Write out the material below exactly, with no line missing.

[Supplied entries Boundary: Start]

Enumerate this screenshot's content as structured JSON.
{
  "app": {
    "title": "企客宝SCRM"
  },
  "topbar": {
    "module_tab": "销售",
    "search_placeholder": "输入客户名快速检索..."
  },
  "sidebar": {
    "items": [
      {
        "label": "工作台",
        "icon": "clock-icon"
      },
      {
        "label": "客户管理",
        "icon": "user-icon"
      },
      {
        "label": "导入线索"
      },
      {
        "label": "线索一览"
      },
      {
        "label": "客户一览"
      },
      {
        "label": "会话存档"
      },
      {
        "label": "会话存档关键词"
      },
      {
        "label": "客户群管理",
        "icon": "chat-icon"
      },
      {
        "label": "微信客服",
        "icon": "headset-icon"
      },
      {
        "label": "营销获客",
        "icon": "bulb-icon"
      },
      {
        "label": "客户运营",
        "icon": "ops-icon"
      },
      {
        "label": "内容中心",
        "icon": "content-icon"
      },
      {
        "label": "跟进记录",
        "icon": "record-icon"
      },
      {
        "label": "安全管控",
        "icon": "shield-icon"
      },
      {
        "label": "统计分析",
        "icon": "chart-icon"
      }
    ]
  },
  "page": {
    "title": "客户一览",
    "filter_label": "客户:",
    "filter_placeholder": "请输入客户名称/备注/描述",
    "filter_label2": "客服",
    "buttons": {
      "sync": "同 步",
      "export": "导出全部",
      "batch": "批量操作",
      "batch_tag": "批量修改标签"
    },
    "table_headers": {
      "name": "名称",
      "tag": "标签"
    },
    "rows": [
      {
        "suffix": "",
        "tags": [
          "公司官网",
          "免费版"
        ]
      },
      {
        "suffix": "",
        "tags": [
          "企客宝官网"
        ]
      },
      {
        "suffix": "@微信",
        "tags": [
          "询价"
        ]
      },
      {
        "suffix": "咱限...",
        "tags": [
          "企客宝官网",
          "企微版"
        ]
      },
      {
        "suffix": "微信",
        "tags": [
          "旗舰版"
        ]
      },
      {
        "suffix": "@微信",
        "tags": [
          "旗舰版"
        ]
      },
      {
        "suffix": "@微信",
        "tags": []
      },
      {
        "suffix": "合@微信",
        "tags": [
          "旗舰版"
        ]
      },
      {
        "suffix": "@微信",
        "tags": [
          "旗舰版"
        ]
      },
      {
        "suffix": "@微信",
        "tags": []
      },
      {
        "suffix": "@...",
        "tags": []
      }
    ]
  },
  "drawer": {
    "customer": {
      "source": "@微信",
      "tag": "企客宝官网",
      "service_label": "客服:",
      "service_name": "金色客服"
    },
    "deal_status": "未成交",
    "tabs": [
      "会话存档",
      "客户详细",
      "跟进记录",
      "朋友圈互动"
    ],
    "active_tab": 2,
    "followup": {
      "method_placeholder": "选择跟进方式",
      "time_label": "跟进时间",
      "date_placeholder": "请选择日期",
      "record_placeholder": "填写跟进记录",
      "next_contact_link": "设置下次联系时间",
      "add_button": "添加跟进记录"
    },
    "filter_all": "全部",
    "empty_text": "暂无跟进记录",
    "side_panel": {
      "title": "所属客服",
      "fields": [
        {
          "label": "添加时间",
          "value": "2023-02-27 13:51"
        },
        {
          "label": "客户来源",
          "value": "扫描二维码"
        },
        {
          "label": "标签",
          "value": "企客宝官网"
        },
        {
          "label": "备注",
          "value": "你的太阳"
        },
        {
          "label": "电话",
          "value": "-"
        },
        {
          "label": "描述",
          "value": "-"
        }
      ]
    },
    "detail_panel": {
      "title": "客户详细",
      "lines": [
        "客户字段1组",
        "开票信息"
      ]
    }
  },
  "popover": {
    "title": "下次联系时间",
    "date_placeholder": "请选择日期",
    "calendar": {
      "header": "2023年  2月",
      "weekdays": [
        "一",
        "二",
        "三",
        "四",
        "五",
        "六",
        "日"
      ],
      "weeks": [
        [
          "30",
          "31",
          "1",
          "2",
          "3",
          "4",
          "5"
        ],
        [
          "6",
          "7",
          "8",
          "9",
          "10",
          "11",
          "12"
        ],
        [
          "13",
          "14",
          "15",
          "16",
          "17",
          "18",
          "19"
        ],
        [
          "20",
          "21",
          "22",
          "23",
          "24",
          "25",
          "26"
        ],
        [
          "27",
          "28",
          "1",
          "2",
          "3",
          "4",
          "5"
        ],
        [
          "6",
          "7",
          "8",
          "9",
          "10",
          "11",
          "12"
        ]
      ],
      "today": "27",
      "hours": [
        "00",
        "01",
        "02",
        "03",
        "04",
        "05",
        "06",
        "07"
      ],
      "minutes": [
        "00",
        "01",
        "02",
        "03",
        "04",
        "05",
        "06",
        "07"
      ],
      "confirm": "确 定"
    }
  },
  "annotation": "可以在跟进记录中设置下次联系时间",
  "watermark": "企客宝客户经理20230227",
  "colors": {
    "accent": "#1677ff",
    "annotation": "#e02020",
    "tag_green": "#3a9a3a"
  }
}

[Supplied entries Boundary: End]

* **Task result**
Enumerate this screenshot's content as structured JSON.
{
  "app": {
    "title": "企客宝SCRM"
  },
  "topbar": {
    "module_tab": "销售",
    "search_placeholder": "输入客户名快速检索..."
  },
  "sidebar": {
    "items": [
      {
        "label": "工作台",
        "icon": "clock-icon"
      },
      {
        "label": "客户管理",
        "icon": "user-icon"
      },
      {
        "label": "导入线索"
      },
      {
        "label": "线索一览"
      },
      {
        "label": "客户一览"
      },
      {
        "label": "会话存档"
      },
      {
        "label": "会话存档关键词"
      },
      {
        "label": "客户群管理",
        "icon": "chat-icon"
      },
      {
        "label": "微信客服",
        "icon": "headset-icon"
      },
      {
        "label": "营销获客",
        "icon": "bulb-icon"
      },
      {
        "label": "客户运营",
        "icon": "ops-icon"
      },
      {
        "label": "内容中心",
        "icon": "content-icon"
      },
      {
        "label": "跟进记录",
        "icon": "record-icon"
      },
      {
        "label": "安全管控",
        "icon": "shield-icon"
      },
      {
        "label": "统计分析",
        "icon": "chart-icon"
      }
    ]
  },
  "page": {
    "title": "客户一览",
    "filter_label": "客户:",
    "filter_placeholder": "请输入客户名称/备注/描述",
    "filter_label2": "客服",
    "buttons": {
      "sync": "同 步",
      "export": "导出全部",
      "batch": "批量操作",
      "batch_tag": "批量修改标签"
    },
    "table_headers": {
      "name": "名称",
      "tag": "标签"
    },
    "rows": [
      {
        "suffix": "",
        "tags": [
          "公司官网",
          "免费版"
        ]
      },
      {
        "suffix": "",
        "tags": [
          "企客宝官网"
        ]
      },
      {
        "suffix": "@微信",
        "tags": [
          "询价"
        ]
      },
      {
        "suffix": "咱限...",
        "tags": [
          "企客宝官网",
          "企微版"
        ]
      },
      {
        "suffix": "微信",
        "tags": [
          "旗舰版"
        ]
      },
      {
        "suffix": "@微信",
        "tags": [
          "旗舰版"
        ]
      },
      {
        "suffix": "@微信",
        "tags": []
      },
      {
        "suffix": "合@微信",
        "tags": [
          "旗舰版"
        ]
      },
      {
        "suffix": "@微信",
        "tags": [
          "旗舰版"
        ]
      },
      {
        "suffix": "@微信",
        "tags": []
      },
      {
        "suffix": "@...",
        "tags": []
      }
    ]
  },
  "drawer": {
    "customer": {
      "source": "@微信",
      "tag": "企客宝官网",
      "service_label": "客服:",
      "service_name": "金色客服"
    },
    "deal_status": "未成交",
    "tabs": [
      "会话存档",
      "客户详细",
      "跟进记录",
      "朋友圈互动"
    ],
    "active_tab": 2,
    "followup": {
      "method_placeholder": "选择跟进方式",
      "time_label": "跟进时间",
      "date_placeholder": "请选择日期",
      "record_placeholder": "填写跟进记录",
      "next_contact_link": "设置下次联系时间",
      "add_button": "添加跟进记录"
    },
    "filter_all": "全部",
    "empty_text": "暂无跟进记录",
    "side_panel": {
      "title": "所属客服",
      "fields": [
        {
          "label": "添加时间",
          "value": "2023-02-27 13:51"
        },
        {
          "label": "客户来源",
          "value": "扫描二维码"
        },
        {
          "label": "标签",
          "value": "企客宝官网"
        },
        {
          "label": "备注",
          "value": "你的太阳"
        },
        {
          "label": "电话",
          "value": "-"
        },
        {
          "label": "描述",
          "value": "-"
        }
      ]
    },
    "detail_panel": {
      "title": "客户详细",
      "lines": [
        "客户字段1组",
        "开票信息"
      ]
    }
  },
  "popover": {
    "title": "下次联系时间",
    "date_placeholder": "请选择日期",
    "calendar": {
      "header": "2023年  2月",
      "weekdays": [
        "一",
        "二",
        "三",
        "四",
        "五",
        "六",
        "日"
      ],
      "weeks": [
        [
          "30",
          "31",
          "1",
          "2",
          "3",
          "4",
          "5"
        ],
        [
          "6",
          "7",
          "8",
          "9",
          "10",
          "11",
          "12"
        ],
        [
          "13",
          "14",
          "15",
          "16",
          "17",
          "18",
          "19"
        ],
        [
          "20",
          "21",
          "22",
          "23",
          "24",
          "25",
          "26"
        ],
        [
          "27",
          "28",
          "1",
          "2",
          "3",
          "4",
          "5"
        ],
        [
          "6",
          "7",
          "8",
          "9",
          "10",
          "11",
          "12"
        ]
      ],
      "today": "27",
      "hours": [
        "00",
        "01",
        "02",
        "03",
        "04",
        "05",
        "06",
        "07"
      ],
      "minutes": [
        "00",
        "01",
        "02",
        "03",
        "04",
        "05",
        "06",
        "07"
      ],
      "confirm": "确 定"
    }
  },
  "annotation": "可以在跟进记录中设置下次联系时间",
  "watermark": "企客宝客户经理20230227",
  "colors": {
    "accent": "#1677ff",
    "annotation": "#e02020",
    "tag_green": "#3a9a3a"
  }
}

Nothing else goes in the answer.